» INPUT MATERIAL:
+--

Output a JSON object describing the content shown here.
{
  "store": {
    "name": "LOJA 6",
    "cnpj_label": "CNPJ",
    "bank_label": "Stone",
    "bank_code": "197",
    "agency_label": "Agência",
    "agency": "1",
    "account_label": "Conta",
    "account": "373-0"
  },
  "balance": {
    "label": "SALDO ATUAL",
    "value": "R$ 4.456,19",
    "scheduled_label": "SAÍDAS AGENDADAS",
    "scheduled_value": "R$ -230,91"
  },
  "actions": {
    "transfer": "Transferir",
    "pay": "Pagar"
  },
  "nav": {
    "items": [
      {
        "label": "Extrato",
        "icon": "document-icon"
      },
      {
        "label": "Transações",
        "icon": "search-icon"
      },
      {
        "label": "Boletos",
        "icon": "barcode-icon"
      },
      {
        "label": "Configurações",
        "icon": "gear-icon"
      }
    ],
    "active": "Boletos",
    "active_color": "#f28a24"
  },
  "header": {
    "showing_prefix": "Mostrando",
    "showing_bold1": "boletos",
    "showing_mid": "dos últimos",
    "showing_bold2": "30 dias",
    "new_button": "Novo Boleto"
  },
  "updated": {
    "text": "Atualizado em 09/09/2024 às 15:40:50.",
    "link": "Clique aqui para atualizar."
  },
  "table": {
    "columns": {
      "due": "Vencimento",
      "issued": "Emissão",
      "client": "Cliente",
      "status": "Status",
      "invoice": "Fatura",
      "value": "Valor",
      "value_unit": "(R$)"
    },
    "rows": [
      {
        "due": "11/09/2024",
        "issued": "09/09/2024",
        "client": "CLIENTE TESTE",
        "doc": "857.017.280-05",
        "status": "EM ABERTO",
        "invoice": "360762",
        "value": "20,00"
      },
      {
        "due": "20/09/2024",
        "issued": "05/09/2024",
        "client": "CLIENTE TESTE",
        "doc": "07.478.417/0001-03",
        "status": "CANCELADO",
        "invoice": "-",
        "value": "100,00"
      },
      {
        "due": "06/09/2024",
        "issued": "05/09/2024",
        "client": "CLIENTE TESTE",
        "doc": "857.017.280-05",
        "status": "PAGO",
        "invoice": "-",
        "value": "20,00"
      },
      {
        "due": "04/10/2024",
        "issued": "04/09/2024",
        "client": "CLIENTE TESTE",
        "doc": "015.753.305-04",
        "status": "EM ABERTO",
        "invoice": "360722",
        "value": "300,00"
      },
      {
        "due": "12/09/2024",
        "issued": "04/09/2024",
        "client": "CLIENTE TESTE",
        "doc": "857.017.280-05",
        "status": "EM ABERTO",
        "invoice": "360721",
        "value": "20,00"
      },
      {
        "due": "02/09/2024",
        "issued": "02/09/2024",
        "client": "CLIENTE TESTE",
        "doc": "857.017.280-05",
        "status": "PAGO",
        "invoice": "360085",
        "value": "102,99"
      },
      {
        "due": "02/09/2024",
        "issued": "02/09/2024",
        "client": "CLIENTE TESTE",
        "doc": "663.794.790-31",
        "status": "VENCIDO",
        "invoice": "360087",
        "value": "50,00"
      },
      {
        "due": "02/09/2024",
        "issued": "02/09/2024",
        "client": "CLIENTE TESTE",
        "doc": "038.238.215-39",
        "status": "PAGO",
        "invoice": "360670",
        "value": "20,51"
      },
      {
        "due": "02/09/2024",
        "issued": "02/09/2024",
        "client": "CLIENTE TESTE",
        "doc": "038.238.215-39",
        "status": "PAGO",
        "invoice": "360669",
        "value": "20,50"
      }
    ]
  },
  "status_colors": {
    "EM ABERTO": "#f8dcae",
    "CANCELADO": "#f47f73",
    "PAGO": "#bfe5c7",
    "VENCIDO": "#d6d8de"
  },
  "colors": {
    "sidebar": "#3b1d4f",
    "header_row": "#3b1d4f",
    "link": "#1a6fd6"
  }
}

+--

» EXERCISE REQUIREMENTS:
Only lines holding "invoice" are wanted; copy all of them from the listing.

» OUTPUT OF THE TASK:
      "invoice": "Fatura",
        "invoice": "360762",
        "invoice": "-",
        "invoice": "-",
        "invoice": "360722",
        "invoice": "360721",
        "invoice": "360085",
        "invoice": "360087",
        "invoice": "360670",
        "invoice": "360669",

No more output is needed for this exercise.